WHAT IS REQUIRED: The full listing, word for word and free of images, is the expected result.

SUPPLIED RECORDS:
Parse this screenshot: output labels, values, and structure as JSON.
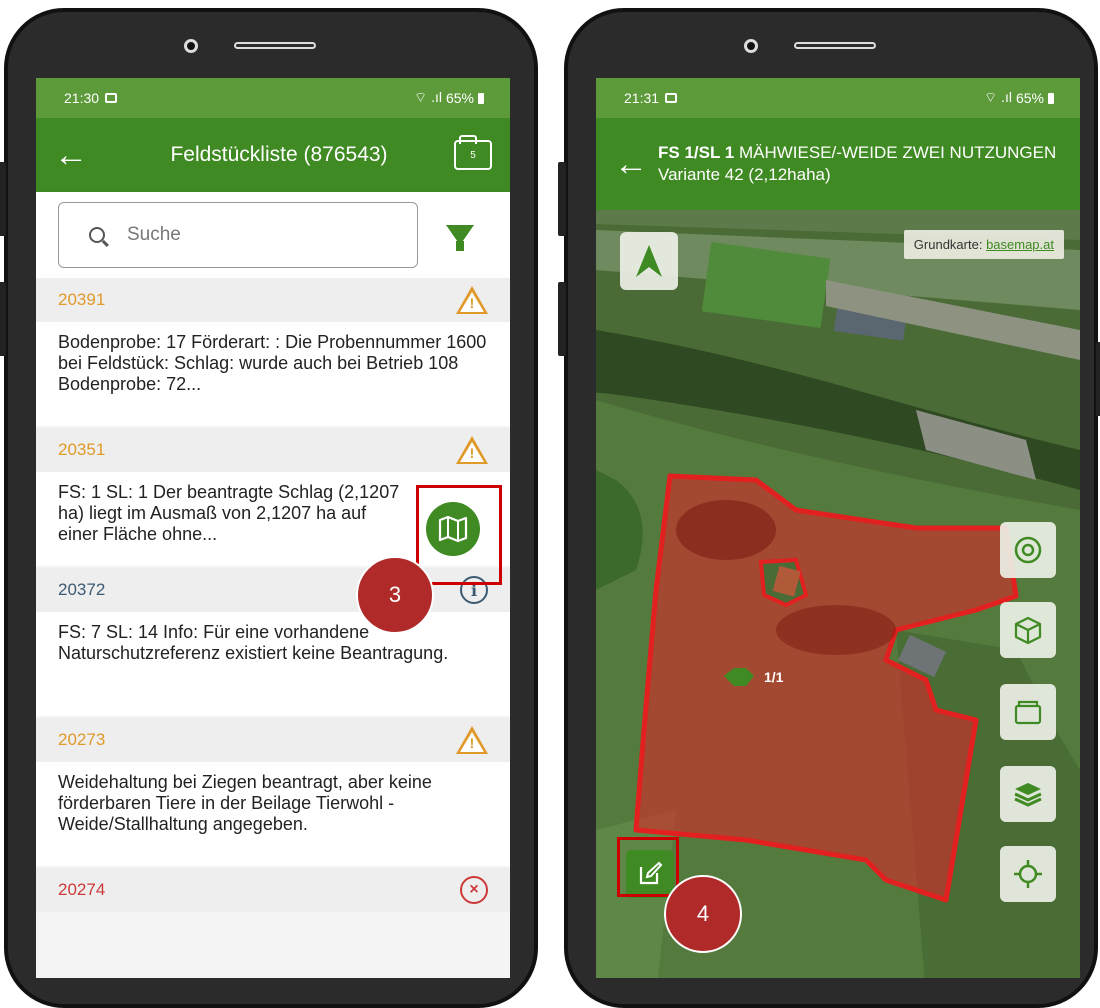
{
  "left_phone": {
    "status": {
      "time": "21:30",
      "battery": "65%"
    },
    "header": {
      "title": "Feldstückliste (876543)",
      "folder_count": "5"
    },
    "search": {
      "placeholder": "Suche"
    },
    "messages": [
      {
        "code": "20391",
        "level": "warning",
        "text": "Bodenprobe: 17 Förderart: : Die Probennummer 1600 bei Feldstück: Schlag: wurde auch bei Betrieb 108 Bodenprobe: 72..."
      },
      {
        "code": "20351",
        "level": "warning",
        "text": "FS: 1 SL: 1 Der beantragte Schlag (2,1207 ha) liegt im Ausmaß von 2,1207 ha auf einer Fläche ohne..."
      },
      {
        "code": "20372",
        "level": "info",
        "text": "FS: 7 SL: 14 Info: Für eine vorhandene Naturschutzreferenz existiert keine Beantragung."
      },
      {
        "code": "20273",
        "level": "warning",
        "text": "Weidehaltung bei Ziegen beantragt, aber keine förderbaren Tiere in der Beilage Tierwohl - Weide/Stallhaltung angegeben."
      },
      {
        "code": "20274",
        "level": "error",
        "text": ""
      }
    ],
    "step_badge": "3",
    "icons": {
      "back": "arrow-left-icon",
      "folder": "folder-icon",
      "search": "search-icon",
      "filter": "filter-icon",
      "map": "map-icon"
    }
  },
  "right_phone": {
    "status": {
      "time": "21:31",
      "battery": "65%"
    },
    "header": {
      "title_bold": "FS 1/SL 1",
      "title_rest": " MÄHWIESE/-WEIDE ZWEI NUTZUNGEN Variante 42 (2,12haha)"
    },
    "map": {
      "attribution_label": "Grundkarte: ",
      "attribution_link": "basemap.at",
      "parcel_label": "1/1",
      "parcel_color": "#d42a2a"
    },
    "step_badge": "4",
    "icons": [
      "compass-icon",
      "target-icon",
      "cube-icon",
      "folder-icon",
      "layers-icon",
      "locate-icon",
      "edit-icon"
    ]
  }
}
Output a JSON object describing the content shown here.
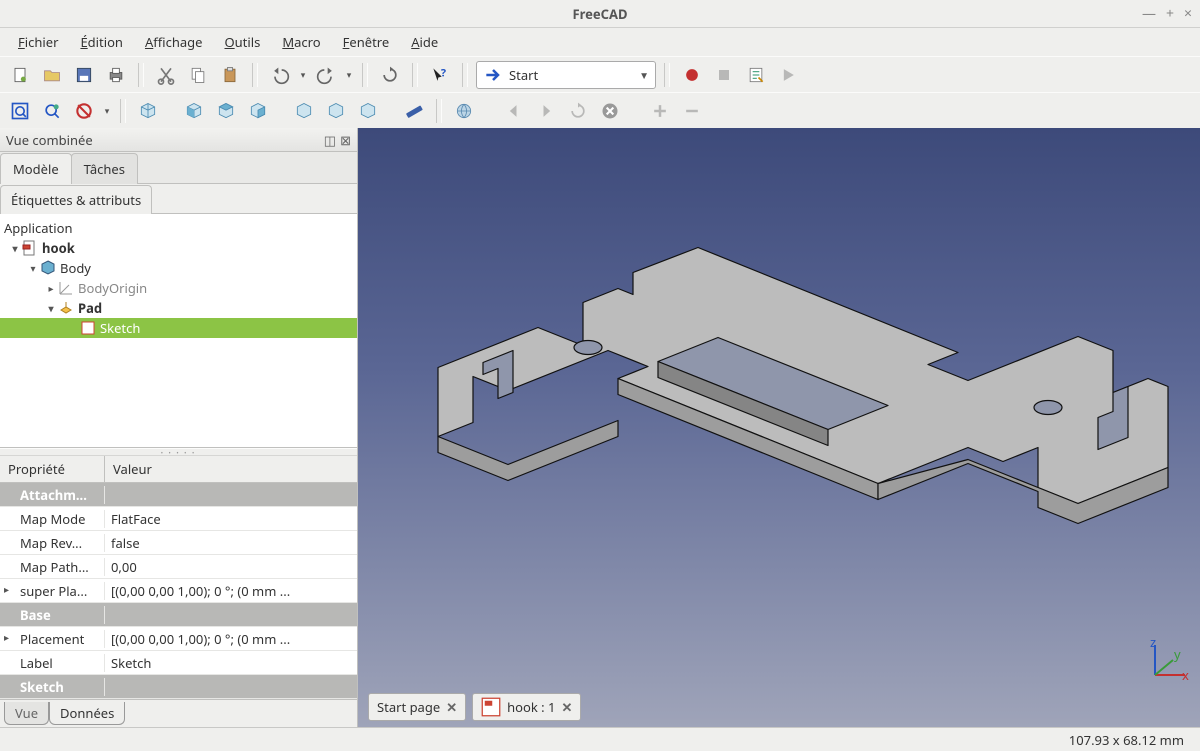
{
  "window": {
    "title": "FreeCAD"
  },
  "menu": {
    "file": "Fichier",
    "edit": "Édition",
    "view": "Affichage",
    "tools": "Outils",
    "macro": "Macro",
    "windows": "Fenêtre",
    "help": "Aide"
  },
  "workbench": {
    "selected": "Start"
  },
  "panel": {
    "title": "Vue combinée",
    "tab_model": "Modèle",
    "tab_tasks": "Tâches",
    "subtab_labels": "Étiquettes & attributs"
  },
  "tree": {
    "root": "Application",
    "doc": "hook",
    "body": "Body",
    "bodyorigin": "BodyOrigin",
    "pad": "Pad",
    "sketch": "Sketch"
  },
  "props": {
    "hdr_prop": "Propriété",
    "hdr_val": "Valeur",
    "sec_attach": "Attachm...",
    "mapmode_l": "Map Mode",
    "mapmode_v": "FlatFace",
    "maprev_l": "Map Rev...",
    "maprev_v": "false",
    "mappath_l": "Map Path...",
    "mappath_v": "0,00",
    "super_l": "super Pla...",
    "super_v": "[(0,00 0,00 1,00); 0 °; (0 mm ...",
    "sec_base": "Base",
    "place_l": "Placement",
    "place_v": "[(0,00 0,00 1,00); 0 °; (0 mm ...",
    "label_l": "Label",
    "label_v": "Sketch",
    "sec_sketch": "Sketch"
  },
  "bottomtabs": {
    "view": "Vue",
    "data": "Données"
  },
  "doctabs": {
    "start": "Start page",
    "hook": "hook : 1"
  },
  "status": {
    "dims": "107.93 x 68.12 mm"
  }
}
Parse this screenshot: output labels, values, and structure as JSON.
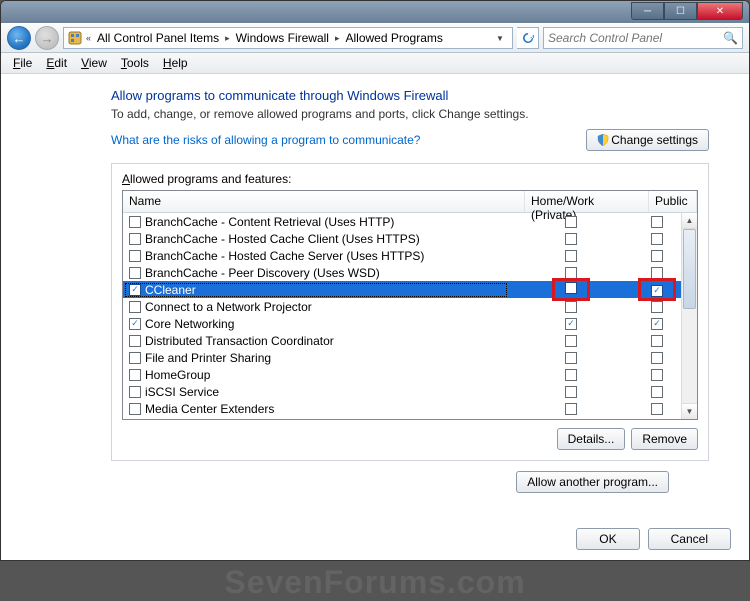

RESPONSE AREA:
Parse this screenshot: output labels, values, and structure as JSON.
{
  "left_phone": {
    "status": {
      "time": "21:30",
      "battery": "65%"
    },
    "header": {
      "title": "Feldstückliste (876543)",
      "folder_count": "5"
    },
    "search": {
      "placeholder": "Suche"
    },
    "messages": [
      {
        "code": "20391",
        "level": "warning",
        "text": "Bodenprobe: 17 Förderart: : Die Probennummer 1600 bei Feldstück: Schlag: wurde auch bei Betrieb 108 Bodenprobe: 72..."
      },
      {
        "code": "20351",
        "level": "warning",
        "text": "FS: 1 SL: 1 Der beantragte Schlag (2,1207 ha) liegt im Ausmaß von 2,1207 ha auf einer Fläche ohne..."
      },
      {
        "code": "20372",
        "level": "info",
        "text": "FS: 7 SL: 14 Info: Für eine vorhandene Naturschutzreferenz existiert keine Beantragung."
      },
      {
        "code": "20273",
        "level": "warning",
        "text": "Weidehaltung bei Ziegen beantragt, aber keine förderbaren Tiere in der Beilage Tierwohl - Weide/Stallhaltung angegeben."
      },
      {
        "code": "20274",
        "level": "error",
        "text": ""
      }
    ],
    "step_badge": "3",
    "icons": {
      "back": "arrow-left-icon",
      "folder": "folder-icon",
      "search": "search-icon",
      "filter": "filter-icon",
      "map": "map-icon"
    }
  },
  "right_phone": {
    "status": {
      "time": "21:31",
      "battery": "65%"
    },
    "header": {
      "title_bold": "FS 1/SL 1",
      "title_rest": " MÄHWIESE/-WEIDE ZWEI NUTZUNGEN Variante 42 (2,12haha)"
    },
    "map": {
      "attribution_label": "Grundkarte: ",
      "attribution_link": "basemap.at",
      "parcel_label": "1/1",
      "parcel_color": "#d42a2a"
    },
    "step_badge": "4",
    "icons": [
      "compass-icon",
      "target-icon",
      "cube-icon",
      "folder-icon",
      "layers-icon",
      "locate-icon",
      "edit-icon"
    ]
  }
}
Output a JSON object describing the content shown here.
{
  "window": {
    "title": "FreeCAD"
  },
  "menu": {
    "file": "Fichier",
    "edit": "Édition",
    "view": "Affichage",
    "tools": "Outils",
    "macro": "Macro",
    "windows": "Fenêtre",
    "help": "Aide"
  },
  "workbench": {
    "selected": "Start"
  },
  "panel": {
    "title": "Vue combinée",
    "tab_model": "Modèle",
    "tab_tasks": "Tâches",
    "subtab_labels": "Étiquettes & attributs"
  },
  "tree": {
    "root": "Application",
    "doc": "hook",
    "body": "Body",
    "bodyorigin": "BodyOrigin",
    "pad": "Pad",
    "sketch": "Sketch"
  },
  "props": {
    "hdr_prop": "Propriété",
    "hdr_val": "Valeur",
    "sec_attach": "Attachm...",
    "mapmode_l": "Map Mode",
    "mapmode_v": "FlatFace",
    "maprev_l": "Map Rev...",
    "maprev_v": "false",
    "mappath_l": "Map Path...",
    "mappath_v": "0,00",
    "super_l": "super Pla...",
    "super_v": "[(0,00 0,00 1,00); 0 °; (0 mm ...",
    "sec_base": "Base",
    "place_l": "Placement",
    "place_v": "[(0,00 0,00 1,00); 0 °; (0 mm ...",
    "label_l": "Label",
    "label_v": "Sketch",
    "sec_sketch": "Sketch"
  },
  "bottomtabs": {
    "view": "Vue",
    "data": "Données"
  },
  "doctabs": {
    "start": "Start page",
    "hook": "hook : 1"
  },
  "status": {
    "dims": "107.93 x 68.12 mm"
  }
}
Parse this screenshot: output labels, values, and structure as JSON.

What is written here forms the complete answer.